As a storied mountain calls to a climber from afar, Plato calls to the student of the art of thinking. This is why we read Plato, for the "neo-Platonists" -- Plotinus, Augustine, Descartes, Leibniz, Kant, Whitehead, Gödel, and others -- have certainly propounded improved philosophy. But it is Plato on whom they improve. Most thinkers (perhaps especially most mathematicians and logicians) yet agree with Plato, at least insofar as his understanding of "form" -- often adapted or restated as: ideas / perfection / consciousness / mind / or, 'the thing in itself'.

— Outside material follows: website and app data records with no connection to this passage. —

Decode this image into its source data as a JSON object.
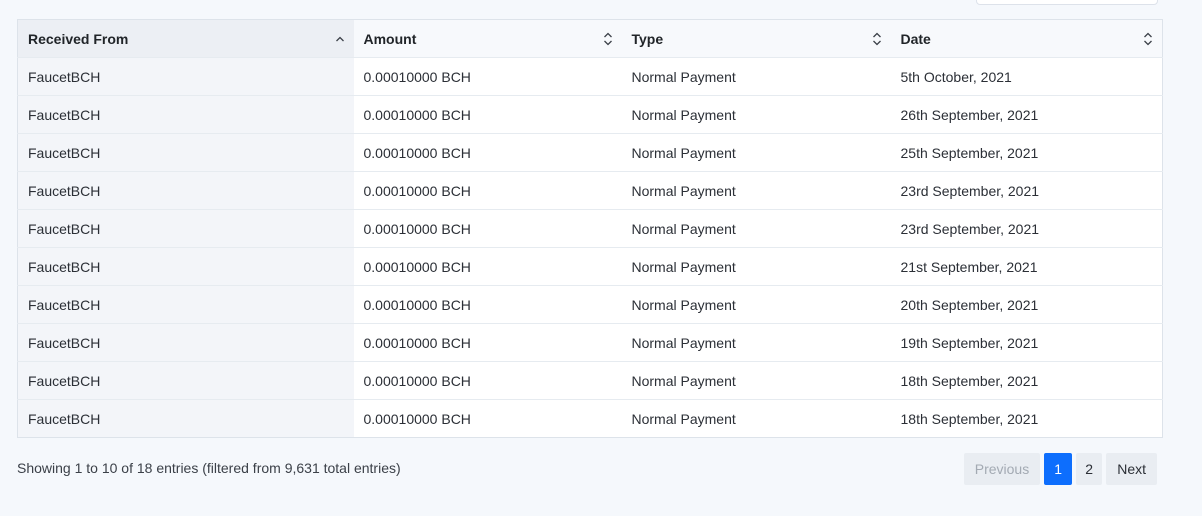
{
  "table": {
    "columns": [
      {
        "label": "Received From",
        "sort": "asc"
      },
      {
        "label": "Amount",
        "sort": "none"
      },
      {
        "label": "Type",
        "sort": "none"
      },
      {
        "label": "Date",
        "sort": "none"
      }
    ],
    "rows": [
      [
        "FaucetBCH",
        "0.00010000 BCH",
        "Normal Payment",
        "5th October, 2021"
      ],
      [
        "FaucetBCH",
        "0.00010000 BCH",
        "Normal Payment",
        "26th September, 2021"
      ],
      [
        "FaucetBCH",
        "0.00010000 BCH",
        "Normal Payment",
        "25th September, 2021"
      ],
      [
        "FaucetBCH",
        "0.00010000 BCH",
        "Normal Payment",
        "23rd September, 2021"
      ],
      [
        "FaucetBCH",
        "0.00010000 BCH",
        "Normal Payment",
        "23rd September, 2021"
      ],
      [
        "FaucetBCH",
        "0.00010000 BCH",
        "Normal Payment",
        "21st September, 2021"
      ],
      [
        "FaucetBCH",
        "0.00010000 BCH",
        "Normal Payment",
        "20th September, 2021"
      ],
      [
        "FaucetBCH",
        "0.00010000 BCH",
        "Normal Payment",
        "19th September, 2021"
      ],
      [
        "FaucetBCH",
        "0.00010000 BCH",
        "Normal Payment",
        "18th September, 2021"
      ],
      [
        "FaucetBCH",
        "0.00010000 BCH",
        "Normal Payment",
        "18th September, 2021"
      ]
    ]
  },
  "info": "Showing 1 to 10 of 18 entries (filtered from 9,631 total entries)",
  "pagination": {
    "previous_label": "Previous",
    "next_label": "Next",
    "pages": [
      "1",
      "2"
    ],
    "current_page": "1"
  },
  "colors": {
    "accent": "#0d6efd"
  }
}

Plato's realm of [what he calls] "forms" acknowledges the mysterious, yet logically necessary, existence of non-material reality. In Republic he views this as the realm of reference in constructing his understanding of an ideal society. We find in the work of subsequent thinkers (and within Plato's Republic as well) that this non-material reality is perhaps more easily recognized in purer considerations of reason, aesthetics, mathematics, music, love, spiritual experience, and ultimately in consciousness itself, than in idealized human social institutions. Mathematics, for example, although readily practiced in material ways, is not itself material. Thus the understanding of the purity of reason as opposed to the synthetic (and uncertain) nature of empiricism, arises from the work of Plato (and is particularly well developed in Descartes' existentialism).
Modern readers should rightly find that Plato regards the State too highly; in pursuit of an ideal State his supposedly improved citizen is highly restricted and censored. His "utopian" citizens are automatons, bred by the State; unsanctioned infants are "disposed of." Where his ideas are wrongly developed, they are in fact important ideas, i.e., they are issues deserving serious examination. Should the ruling class be restricted to philosophers? Plato says yes, that wisdom and intellectual insight are more desirable in leaders than are either birthright or popularity. Of course we, in the democratic West, tend to see this idea as totalitarianism, but it remains an interesting argument.
Although the product of polytheistic culture, Plato is leery of the tangled accounts of the gods received from the poets, Homer, Hesiod, etc. His view of the divine -- that "the chief good" has one eternal, unchanging and surpassingly superior form -- which he also calls "Providence", hints strongly of the common ground which was to emerge between neo-Platonism and monotheism. Like Plato's proverbial cave dwellers, we perceive this transcendent entity through poorly understood "shadows" of the actual truth. Beside its philosophical, literary, political, and theological aspects, Republic is also important as a treatise on psychology, in fact the science of mind seems to have progressed very little beyond Plato's insights. Books 5-7 are particularly fascinating.